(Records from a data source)
-=-=-
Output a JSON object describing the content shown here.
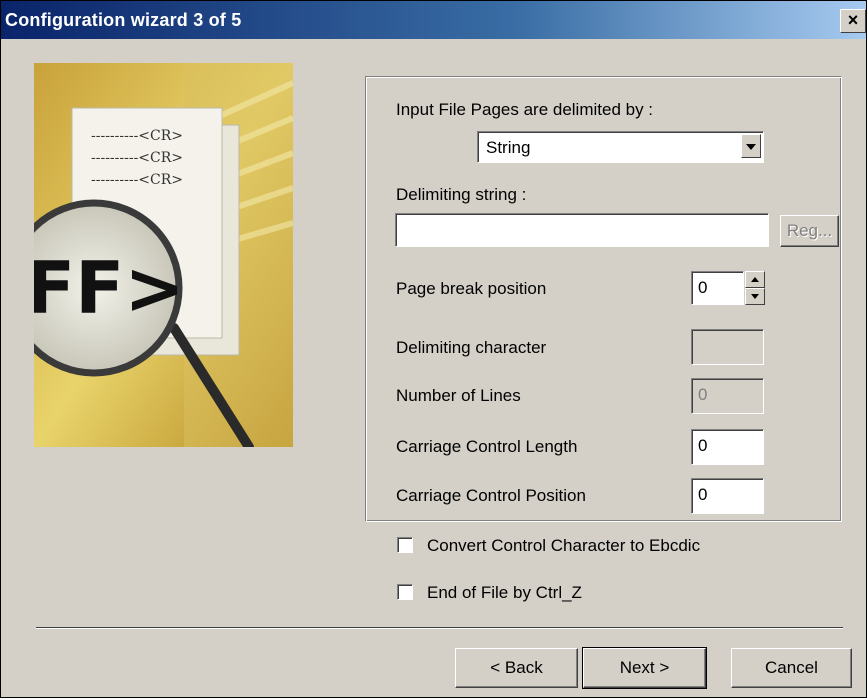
{
  "window": {
    "title": "Configuration wizard 3 of 5",
    "close_glyph": "×"
  },
  "illustration": {
    "lines": [
      "----------<CR>",
      "----------<CR>",
      "----------<CR>"
    ],
    "logo_text": "FF>"
  },
  "form": {
    "delimited_by_label": "Input File Pages are delimited by :",
    "delimited_by_value": "String",
    "delimiting_string_label": "Delimiting string :",
    "delimiting_string_value": "",
    "reg_button": "Reg...",
    "page_break_label": "Page break position",
    "page_break_value": "0",
    "delimiting_char_label": "Delimiting character",
    "delimiting_char_value": "",
    "num_lines_label": "Number of Lines",
    "num_lines_value": "0",
    "cc_length_label": "Carriage Control Length",
    "cc_length_value": "0",
    "cc_position_label": "Carriage Control Position",
    "cc_position_value": "0"
  },
  "checkboxes": {
    "ebcdic_label": "Convert Control Character to Ebcdic",
    "ctrlz_label": "End of File by Ctrl_Z"
  },
  "buttons": {
    "back": "< Back",
    "next": "Next >",
    "cancel": "Cancel"
  }
}
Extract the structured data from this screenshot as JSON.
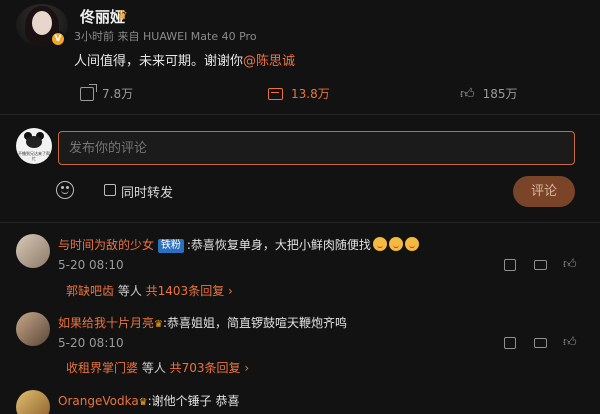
{
  "post": {
    "author": "佟丽娅",
    "meta": "3小时前  来自 HUAWEI Mate 40 Pro",
    "text_prefix": "人间值得，未来可期。谢谢你",
    "mention": "@陈思诚",
    "repost_count": "7.8万",
    "comment_count": "13.8万",
    "like_count": "185万",
    "accent_color": "#eb7340"
  },
  "composer": {
    "placeholder": "发布你的评论",
    "repost_label": "同时转发",
    "submit_label": "评论",
    "avatar_caption": "不撸到兄达来了帮忙"
  },
  "comments": [
    {
      "name": "与时间为敌的少女",
      "badge": "铁粉",
      "text": ":恭喜恢复单身，大把小鲜肉随便找",
      "date": "5-20 08:10",
      "reply_user": "郭缺吧齿",
      "reply_mid": " 等人 ",
      "reply_count": "共1403条回复"
    },
    {
      "name": "如果给我十片月亮",
      "text": ":恭喜姐姐，简直锣鼓喧天鞭炮齐鸣",
      "date": "5-20 08:10",
      "reply_user": "收租界掌门婆",
      "reply_mid": " 等人 ",
      "reply_count": "共703条回复"
    },
    {
      "name": "OrangeVodka",
      "text": ":谢他个锤子 恭喜"
    }
  ]
}
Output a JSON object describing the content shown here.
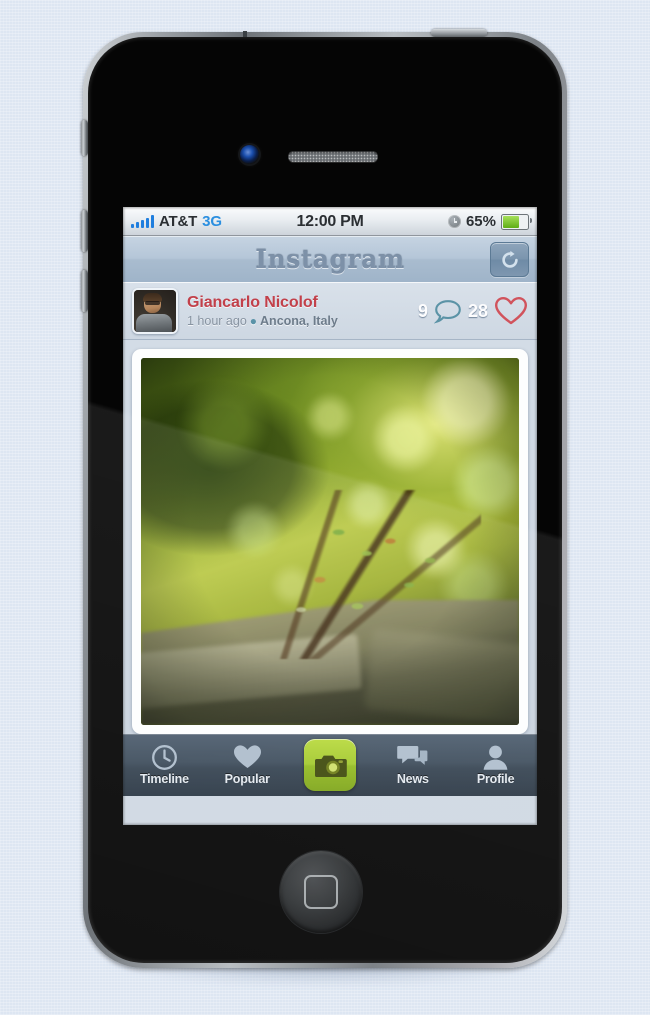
{
  "device": {
    "name": "iPhone 4",
    "front_camera": "front-camera",
    "earpiece": "earpiece-speaker",
    "home_button": "home-button",
    "side_buttons": [
      "mute-switch",
      "volume-up",
      "volume-down",
      "power-button"
    ]
  },
  "status_bar": {
    "signal_bars": 5,
    "carrier": "AT&T",
    "network": "3G",
    "time": "12:00 PM",
    "alarm_icon": "clock-icon",
    "battery_percent": "65%",
    "battery_level": 65,
    "battery_color": "#6fb31a"
  },
  "nav_bar": {
    "title": "Instagram",
    "refresh_icon": "refresh-icon"
  },
  "post": {
    "avatar": "user-avatar",
    "username": "Giancarlo Nicolof",
    "timestamp": "1 hour ago",
    "location_icon": "location-pin-icon",
    "location": "Ancona, Italy",
    "comment_count": "9",
    "comment_icon": "comment-bubble-icon",
    "like_count": "28",
    "like_icon": "heart-icon",
    "photo_alt": "Macro photo of green foliage and branches growing over stone steps"
  },
  "tab_bar": {
    "items": [
      {
        "label": "Timeline",
        "icon": "clock-icon"
      },
      {
        "label": "Popular",
        "icon": "heart-icon"
      },
      {
        "label": "",
        "icon": "camera-icon"
      },
      {
        "label": "News",
        "icon": "chat-bubbles-icon"
      },
      {
        "label": "Profile",
        "icon": "person-icon"
      }
    ]
  },
  "colors": {
    "background": "#dde6f2",
    "username": "#c2404a",
    "accent_green": "#a3c92e",
    "network_blue": "#2b8fe0",
    "heart_red": "#d1535c",
    "bubble_teal": "#5b93a6"
  }
}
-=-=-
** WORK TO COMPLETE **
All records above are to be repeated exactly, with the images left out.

** RESULT OF THIS TASK **
Output a JSON object describing the content shown here.
{
  "window": {
    "title": "Configuration wizard 3 of 5",
    "close_glyph": "×"
  },
  "illustration": {
    "lines": [
      "----------<CR>",
      "----------<CR>",
      "----------<CR>"
    ],
    "logo_text": "FF>"
  },
  "form": {
    "delimited_by_label": "Input File Pages are delimited by :",
    "delimited_by_value": "String",
    "delimiting_string_label": "Delimiting string :",
    "delimiting_string_value": "",
    "reg_button": "Reg...",
    "page_break_label": "Page break position",
    "page_break_value": "0",
    "delimiting_char_label": "Delimiting character",
    "delimiting_char_value": "",
    "num_lines_label": "Number of Lines",
    "num_lines_value": "0",
    "cc_length_label": "Carriage Control Length",
    "cc_length_value": "0",
    "cc_position_label": "Carriage Control Position",
    "cc_position_value": "0"
  },
  "checkboxes": {
    "ebcdic_label": "Convert Control Character to Ebcdic",
    "ctrlz_label": "End of File by Ctrl_Z"
  },
  "buttons": {
    "back": "< Back",
    "next": "Next >",
    "cancel": "Cancel"
  }
}
Extract the structured data from this screenshot as JSON.
{
  "post": {
    "author": "佟丽娅",
    "meta": "3小时前  来自 HUAWEI Mate 40 Pro",
    "text_prefix": "人间值得，未来可期。谢谢你",
    "mention": "@陈思诚",
    "repost_count": "7.8万",
    "comment_count": "13.8万",
    "like_count": "185万",
    "accent_color": "#eb7340"
  },
  "composer": {
    "placeholder": "发布你的评论",
    "repost_label": "同时转发",
    "submit_label": "评论",
    "avatar_caption": "不撸到兄达来了帮忙"
  },
  "comments": [
    {
      "name": "与时间为敌的少女",
      "badge": "铁粉",
      "text": ":恭喜恢复单身，大把小鲜肉随便找",
      "date": "5-20 08:10",
      "reply_user": "郭缺吧齿",
      "reply_mid": " 等人 ",
      "reply_count": "共1403条回复"
    },
    {
      "name": "如果给我十片月亮",
      "text": ":恭喜姐姐，简直锣鼓喧天鞭炮齐鸣",
      "date": "5-20 08:10",
      "reply_user": "收租界掌门婆",
      "reply_mid": " 等人 ",
      "reply_count": "共703条回复"
    },
    {
      "name": "OrangeVodka",
      "text": ":谢他个锤子 恭喜"
    }
  ]
}
Output a JSON object describing the content shown here.
{
  "device": {
    "name": "iPhone 4",
    "front_camera": "front-camera",
    "earpiece": "earpiece-speaker",
    "home_button": "home-button",
    "side_buttons": [
      "mute-switch",
      "volume-up",
      "volume-down",
      "power-button"
    ]
  },
  "status_bar": {
    "signal_bars": 5,
    "carrier": "AT&T",
    "network": "3G",
    "time": "12:00 PM",
    "alarm_icon": "clock-icon",
    "battery_percent": "65%",
    "battery_level": 65,
    "battery_color": "#6fb31a"
  },
  "nav_bar": {
    "title": "Instagram",
    "refresh_icon": "refresh-icon"
  },
  "post": {
    "avatar": "user-avatar",
    "username": "Giancarlo Nicolof",
    "timestamp": "1 hour ago",
    "location_icon": "location-pin-icon",
    "location": "Ancona, Italy",
    "comment_count": "9",
    "comment_icon": "comment-bubble-icon",
    "like_count": "28",
    "like_icon": "heart-icon",
    "photo_alt": "Macro photo of green foliage and branches growing over stone steps"
  },
  "tab_bar": {
    "items": [
      {
        "label": "Timeline",
        "icon": "clock-icon"
      },
      {
        "label": "Popular",
        "icon": "heart-icon"
      },
      {
        "label": "",
        "icon": "camera-icon"
      },
      {
        "label": "News",
        "icon": "chat-bubbles-icon"
      },
      {
        "label": "Profile",
        "icon": "person-icon"
      }
    ]
  },
  "colors": {
    "background": "#dde6f2",
    "username": "#c2404a",
    "accent_green": "#a3c92e",
    "network_blue": "#2b8fe0",
    "heart_red": "#d1535c",
    "bubble_teal": "#5b93a6"
  }
}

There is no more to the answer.